Imagine the indignation. You are the once-feared anchor of a once-great BBC news programme and some mere light entertainment presenter - known primarily for overseeing the opening of boxes - comes on your show and tells you he's going to become your boss.
Jeremy Paxman could be forgiven for thinking he was having some hideous cheese-induced nightmare. Nevertheless, it did happen and his response to Noel Edmonds on Newsnight (March 17th) was, in my opinion, atrocious.
Not once did Paxman acknowledge the veteran broadcaster's wealth of experience running a large production company and other organisations. Instead he turned some of the more superficial aspects of Edmonds' 46-year career into insults.
It isn't the case that Paxman should have been pleasant to Edmonds because he might one day become his boss but because all guests on a news programme offering expert opinion should be treated with respect. Not least so the viewers can understand their perspectives.
Instead Paxman was sneering and sarcastic before even introducing Edmonds, stating: "Heaven's be praised. At last someone has come up with a scheme to save the BBC - an organisation almost everyone says they love in principle but which fewer and fewer of us seem keen to pay for in practice."
Not pausing to offer evidence to support his bold assertion that almost everyone says they love the BBC, Paxman continued: "Noel Edmonds has had talks with a group of investors about buying the thing outright. He's denying rumours that Keith Chegwin [who decades ago appeared with Edmonds in the children's show Multi-Coloured Swap Shop] would become controller of BBC4."
Noel Edmonds then appeared on a screen to fend off hostile comments from a perturbed looking Paxman. Rather than recognise the fact that Edmonds is one of the most successful broadcasters in the history of British television and knows the industry inside out, Paxman spoke to him as though he had been forced to interview Mr Blobby for Children in Need.
One irony of that is both Paxman and Edmonds started out in radio news but Edmonds has had a broader career. Perhaps Paxman's approach stemmed from defensiveness but it came across to me as reinforcing an elitist artificial split between 'high' and 'low' culture. I would argue that Newsnight and Question Time are entertainment programmes as much as they are sources of news.
Noel Edmonds remained calm amid a stream of barbed questions. He explained that the consortium he is part of - Project Reith - was established prior to allegations against Jimmy Savile breaking. Paxman pushed him to reveal the names of other members of the consortium but Edmonds would only say "Like-minded people - people who actually do not want to see Britain lose the BBC."

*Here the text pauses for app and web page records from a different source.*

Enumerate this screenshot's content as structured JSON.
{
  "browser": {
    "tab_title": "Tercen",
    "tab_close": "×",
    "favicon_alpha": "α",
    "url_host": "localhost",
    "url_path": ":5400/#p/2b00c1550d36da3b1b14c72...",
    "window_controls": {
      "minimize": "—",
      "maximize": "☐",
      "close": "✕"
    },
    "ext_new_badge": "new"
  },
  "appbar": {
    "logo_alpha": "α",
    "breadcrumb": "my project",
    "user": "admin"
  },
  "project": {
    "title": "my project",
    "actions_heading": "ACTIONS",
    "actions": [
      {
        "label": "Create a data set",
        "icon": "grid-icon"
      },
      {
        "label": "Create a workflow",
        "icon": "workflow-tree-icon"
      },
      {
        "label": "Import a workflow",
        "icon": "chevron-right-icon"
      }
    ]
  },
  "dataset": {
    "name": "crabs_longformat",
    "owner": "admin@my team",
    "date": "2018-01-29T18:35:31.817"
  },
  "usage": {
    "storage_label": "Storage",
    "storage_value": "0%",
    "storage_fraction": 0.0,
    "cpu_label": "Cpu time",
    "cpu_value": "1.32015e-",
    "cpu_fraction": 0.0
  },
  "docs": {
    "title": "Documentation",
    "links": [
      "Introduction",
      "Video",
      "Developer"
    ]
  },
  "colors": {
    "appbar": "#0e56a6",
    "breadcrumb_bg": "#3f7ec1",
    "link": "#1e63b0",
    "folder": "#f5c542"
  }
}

Paxman then said: "Yeah but who are they? With the greatest of respect, lots of blokes with beards who present afternoon television programmes?" To which Edmonds replied: "I'm obviously not going to talk about the components of this project in that kind of detail. There will be the right time to do that but we believe that the BBC is sleepwalking its way to destruction and the BBC will be lost to Britain."
At that point many journalists would have asked about the nature of the threat and what can be done to to avoid destruction. Instead Paxman said: "What is Mr Blobby the man to save it?" For readers who are unfamiliar with Mr Blobby, he was an inarticulate yellow-spotted pink figure who appeared on Edmonds' popular Saturday evening show Noel's House Party.
Shaking off the insult and appearing more Dragon's Den expert giving a damning evaluation than Mr Blobby, Edmonds then said: "This is a really serious situation where the BBC - because of its triple problems of the way in which it's been funded, historic baggage and the way in which it is used as a political football - its very future is in doubt."
The BBC has been beset with problems for many years. Competition from a myriad of channels and online content are among the most significant of these. A shadow cast over the corporation in the wake of the Savile abuse scandal persists and Newsnight itself has been widely criticised for spiking a report about Savile's abuse of children.
It may turn out that Noel Edmonds and his consortium are not the right people to save the BBC. Nevertheless, it doesn't look good when a flagship BBC news programme mocks someone for showing an interest in transforming the broadcaster for the better. Whether Paxman likes it or not, the BBC has to change. His sneering, complacent response to Noel Edmonds merely underlined that.